I have been reading every news release on the incident since the earthquake. There has not been one single (!) report that was accurate and free of errors (and part of that problem is also a weakness in the Japanese crisis communication). By “not free of errors” I do not refer to tendentious anti-nuclear journalism – that is quite normal these days. By “not free of errors” I mean blatant errors regarding physics and natural law, as well as gross misinterpretation of facts, due to an obvious lack of fundamental and basic understanding of the way nuclear reactors are build and operated. I have read a 3 page report on CNN where every single paragraph contained an error.

I just realised that simply using Prey would probably put you within some walkable distance of your stolen/lost laptop, but if the place was say a shopping centre, then you would be screwed. Then I remembered this xkcd comic, and decided to do something similar.

SSH into the system using the IP address generated by Prey. Raise the volume to maximum.

[damascus:~] sudo osascript -e “set Volume 10”

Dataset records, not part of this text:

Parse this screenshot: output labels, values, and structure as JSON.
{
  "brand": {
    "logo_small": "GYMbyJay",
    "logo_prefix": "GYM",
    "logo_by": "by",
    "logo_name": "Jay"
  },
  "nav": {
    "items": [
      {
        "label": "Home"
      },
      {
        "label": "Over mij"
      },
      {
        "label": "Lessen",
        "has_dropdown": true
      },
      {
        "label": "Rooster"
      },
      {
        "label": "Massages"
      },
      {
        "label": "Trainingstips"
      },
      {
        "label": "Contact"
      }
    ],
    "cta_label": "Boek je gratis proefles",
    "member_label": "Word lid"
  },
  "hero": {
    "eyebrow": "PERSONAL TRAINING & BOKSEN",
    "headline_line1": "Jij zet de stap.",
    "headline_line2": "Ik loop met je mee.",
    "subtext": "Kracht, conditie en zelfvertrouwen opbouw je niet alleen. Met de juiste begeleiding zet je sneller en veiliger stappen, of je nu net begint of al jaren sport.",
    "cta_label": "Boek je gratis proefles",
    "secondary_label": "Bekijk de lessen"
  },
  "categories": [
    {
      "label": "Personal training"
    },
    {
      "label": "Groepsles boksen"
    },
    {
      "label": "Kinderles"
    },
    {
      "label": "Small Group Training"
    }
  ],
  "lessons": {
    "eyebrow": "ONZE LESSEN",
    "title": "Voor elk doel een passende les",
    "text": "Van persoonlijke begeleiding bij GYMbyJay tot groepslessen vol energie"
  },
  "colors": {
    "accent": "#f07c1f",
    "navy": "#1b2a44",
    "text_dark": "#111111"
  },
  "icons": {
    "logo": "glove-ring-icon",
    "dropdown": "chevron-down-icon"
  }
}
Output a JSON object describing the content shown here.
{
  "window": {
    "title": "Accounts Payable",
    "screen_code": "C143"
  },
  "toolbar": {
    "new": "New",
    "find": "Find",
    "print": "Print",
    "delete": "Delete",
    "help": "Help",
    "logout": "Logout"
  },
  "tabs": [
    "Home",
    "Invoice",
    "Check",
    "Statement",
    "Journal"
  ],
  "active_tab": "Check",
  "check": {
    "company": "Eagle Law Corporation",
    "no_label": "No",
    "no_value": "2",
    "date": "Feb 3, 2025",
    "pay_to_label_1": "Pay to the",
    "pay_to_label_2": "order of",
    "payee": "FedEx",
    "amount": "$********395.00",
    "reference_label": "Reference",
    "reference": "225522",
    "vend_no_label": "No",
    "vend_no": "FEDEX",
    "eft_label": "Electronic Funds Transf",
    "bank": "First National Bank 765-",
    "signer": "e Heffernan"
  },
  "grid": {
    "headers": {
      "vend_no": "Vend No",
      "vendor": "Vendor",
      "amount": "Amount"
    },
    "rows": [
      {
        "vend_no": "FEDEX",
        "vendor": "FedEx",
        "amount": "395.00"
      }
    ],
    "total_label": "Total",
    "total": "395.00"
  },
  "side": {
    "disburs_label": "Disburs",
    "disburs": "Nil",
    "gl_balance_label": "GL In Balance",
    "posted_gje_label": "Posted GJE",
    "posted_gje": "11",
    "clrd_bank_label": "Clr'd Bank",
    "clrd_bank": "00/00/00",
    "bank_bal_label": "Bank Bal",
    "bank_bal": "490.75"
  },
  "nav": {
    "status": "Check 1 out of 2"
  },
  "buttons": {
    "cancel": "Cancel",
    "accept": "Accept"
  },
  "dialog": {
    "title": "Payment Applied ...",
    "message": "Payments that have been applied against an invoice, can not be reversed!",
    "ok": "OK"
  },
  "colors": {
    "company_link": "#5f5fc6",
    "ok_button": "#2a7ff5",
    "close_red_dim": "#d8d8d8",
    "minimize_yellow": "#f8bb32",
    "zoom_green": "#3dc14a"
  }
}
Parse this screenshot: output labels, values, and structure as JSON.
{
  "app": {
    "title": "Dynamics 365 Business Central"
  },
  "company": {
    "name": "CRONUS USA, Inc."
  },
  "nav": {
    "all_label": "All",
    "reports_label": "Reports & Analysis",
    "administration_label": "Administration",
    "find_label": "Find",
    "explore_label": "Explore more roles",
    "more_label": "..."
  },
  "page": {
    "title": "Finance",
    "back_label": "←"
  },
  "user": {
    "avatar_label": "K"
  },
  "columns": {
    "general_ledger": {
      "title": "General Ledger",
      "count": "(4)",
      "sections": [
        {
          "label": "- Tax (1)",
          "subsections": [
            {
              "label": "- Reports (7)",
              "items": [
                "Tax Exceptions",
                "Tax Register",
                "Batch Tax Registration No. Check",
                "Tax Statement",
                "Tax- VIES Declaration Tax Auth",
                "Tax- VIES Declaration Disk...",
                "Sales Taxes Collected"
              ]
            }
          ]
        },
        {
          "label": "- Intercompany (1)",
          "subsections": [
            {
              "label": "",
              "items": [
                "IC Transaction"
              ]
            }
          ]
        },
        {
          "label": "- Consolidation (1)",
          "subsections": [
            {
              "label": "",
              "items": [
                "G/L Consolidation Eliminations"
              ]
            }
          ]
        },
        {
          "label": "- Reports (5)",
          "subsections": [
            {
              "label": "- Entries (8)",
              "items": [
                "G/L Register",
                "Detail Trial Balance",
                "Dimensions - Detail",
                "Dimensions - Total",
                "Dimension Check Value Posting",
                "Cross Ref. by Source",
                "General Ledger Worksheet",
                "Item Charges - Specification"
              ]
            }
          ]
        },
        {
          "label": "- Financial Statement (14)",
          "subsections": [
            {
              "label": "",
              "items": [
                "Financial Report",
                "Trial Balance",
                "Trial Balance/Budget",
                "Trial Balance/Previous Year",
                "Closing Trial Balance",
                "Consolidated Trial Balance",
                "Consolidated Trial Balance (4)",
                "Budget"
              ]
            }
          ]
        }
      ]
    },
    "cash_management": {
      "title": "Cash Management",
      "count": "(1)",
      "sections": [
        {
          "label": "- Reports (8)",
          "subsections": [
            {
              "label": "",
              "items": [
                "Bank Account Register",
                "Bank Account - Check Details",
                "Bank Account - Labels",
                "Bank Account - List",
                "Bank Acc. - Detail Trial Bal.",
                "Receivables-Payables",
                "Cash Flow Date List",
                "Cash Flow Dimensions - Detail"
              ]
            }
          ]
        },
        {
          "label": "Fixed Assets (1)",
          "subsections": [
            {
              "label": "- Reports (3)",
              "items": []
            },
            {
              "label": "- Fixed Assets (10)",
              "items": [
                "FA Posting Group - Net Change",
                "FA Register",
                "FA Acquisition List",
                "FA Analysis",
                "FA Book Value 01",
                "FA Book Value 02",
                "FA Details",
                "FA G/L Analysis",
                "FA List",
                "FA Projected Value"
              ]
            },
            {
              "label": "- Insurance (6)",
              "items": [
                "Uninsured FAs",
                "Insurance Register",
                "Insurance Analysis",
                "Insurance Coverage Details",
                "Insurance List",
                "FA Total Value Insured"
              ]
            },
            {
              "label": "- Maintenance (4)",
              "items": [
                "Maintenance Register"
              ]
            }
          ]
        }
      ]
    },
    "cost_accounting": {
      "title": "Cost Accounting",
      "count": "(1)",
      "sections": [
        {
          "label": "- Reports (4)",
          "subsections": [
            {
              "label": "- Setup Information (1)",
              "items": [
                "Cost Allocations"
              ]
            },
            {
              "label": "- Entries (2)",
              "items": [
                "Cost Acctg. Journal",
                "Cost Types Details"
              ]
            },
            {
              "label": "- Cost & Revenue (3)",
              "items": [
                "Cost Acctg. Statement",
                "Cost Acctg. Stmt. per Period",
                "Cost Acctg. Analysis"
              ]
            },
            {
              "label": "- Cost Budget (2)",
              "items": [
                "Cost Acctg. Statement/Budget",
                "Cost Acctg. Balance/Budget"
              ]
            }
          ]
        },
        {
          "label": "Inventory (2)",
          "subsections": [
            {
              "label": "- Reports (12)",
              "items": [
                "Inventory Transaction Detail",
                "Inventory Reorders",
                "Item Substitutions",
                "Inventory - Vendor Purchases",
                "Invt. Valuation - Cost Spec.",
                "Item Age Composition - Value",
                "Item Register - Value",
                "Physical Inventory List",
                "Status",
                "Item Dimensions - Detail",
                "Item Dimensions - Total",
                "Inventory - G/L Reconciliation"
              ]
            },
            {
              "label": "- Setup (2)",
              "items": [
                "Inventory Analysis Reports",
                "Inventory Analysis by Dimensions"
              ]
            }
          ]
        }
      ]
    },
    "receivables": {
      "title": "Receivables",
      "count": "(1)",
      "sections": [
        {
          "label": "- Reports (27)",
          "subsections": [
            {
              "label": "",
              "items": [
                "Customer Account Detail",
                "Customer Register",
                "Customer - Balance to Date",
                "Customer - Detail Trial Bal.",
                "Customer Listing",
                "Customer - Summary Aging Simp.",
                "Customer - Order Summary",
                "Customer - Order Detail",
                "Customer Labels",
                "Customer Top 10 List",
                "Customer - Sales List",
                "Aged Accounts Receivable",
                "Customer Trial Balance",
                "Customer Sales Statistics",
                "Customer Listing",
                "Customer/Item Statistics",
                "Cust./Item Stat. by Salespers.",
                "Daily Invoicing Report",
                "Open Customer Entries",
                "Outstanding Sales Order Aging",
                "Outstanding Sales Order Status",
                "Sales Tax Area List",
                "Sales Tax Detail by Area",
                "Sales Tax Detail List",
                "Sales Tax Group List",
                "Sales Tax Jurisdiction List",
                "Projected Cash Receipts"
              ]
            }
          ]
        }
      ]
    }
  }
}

And then play some music file.

[damascus:~] afplay ~/Desktop/Symphony_IX_IV.mp3

Hopefully, the music should be loud enough for you to locate the laptop, even if through people’s reaction to a sudden loud orchestra amongst them.

But if you are not satisfied with this, then just use the say to speech synthesise words from the command line after you have raised the volume.

[damascus:~] say “This laptop is stolen! Help! Call the Cops!”

Sometime ago, a friend of mine lost his laptop in a taxi and never saw it again. And today, Humpy showed me this video, and I decided time had come to do something about my laptop and my iPhone.

The iPhone was easy, ever since tracking your iPhone came free with the iOS 4.2 through the Mobile Me subscription. I set up a Mobile Me account on my iPhone, and then simply went to MobileMe and then checked the map for my phone.

I highly approve of the fact that I can send a message, lock and even wipe my phone in case its stolen or lost, but one thing I would have loved, would have been to get a picture of the person holding it. But this is a good start. Onto securing my laptop. I initially thought a daemon running in the background would be enough. And I even wrote a small one :


output=`${PING} -t1`

connected=`echo $output | grep ‘unable’`

if [ “x$connected” = “x” ]; then
ip=`${CURL} -s | sed ‘s/[a-zA-Z/<> :]//g’`
echo “Your IP = $ip” | mail -s “IP on $curr_date” $email_address

And then I realised I am probably not the first person to have thought of securing my laptop and a quick google search proved that. A post on teknobites caught my attention and I was directed onto Prey. Installation was easy and setting up the daemon happened quickly. I went to the panel, logged in and marked my laptop as missing, set report duration and waited patiently.

Lo and Behold 🙂 there was my laptop.

And what the scallywag was doing, and what he was logged in as :

And the best thing, it even takes the picture of the scallywag. 🙂

Me likey!

Hats off to guys at Prey.

Flattening an array is a standard question in interviews, especially for modern languages like python and ruby. I just thought trying to flatten a hash would be much more interesting.

Here is my attempt at converting something like

{“a”=>1, “b”=>{“c”=>3}, “b2″=>{“c2″=>{“d2″=>2, “d3″=>8, “b2″=>9}}}


{“a”=>1, [“b2”, “c2”]=>9, [“b2”, “c2”, “d2”]=>2, [“b2”, “c2”, “d3”]=>8, [“b”, “c”]=>3}

require 'enumerator'
class Hash
 def flat_each(prefix=[], &block)
      each do |key, value|
           if value.is_a?(Hash)
                 value.flat_each(prefix + [key], &block)
                 yield prefix + [key], value

main_hash =
given = {"a"  => 1,"b"  => { "c" => 3 },"b2" => {"c2" => {"d2" => 2,"d3"  => 8,"b2"  => 9}}}
given.to_enum(:flat_each).collect { |k,v| main_hash.merge!({ (k.size == 1) ?  k.first : k.uniq  => v}) }
puts main_hash

Algorithm adapted from Ruby Forum.
Not sure this is what you would call flattening a hash, but this is the best I could rustle up in half an hour.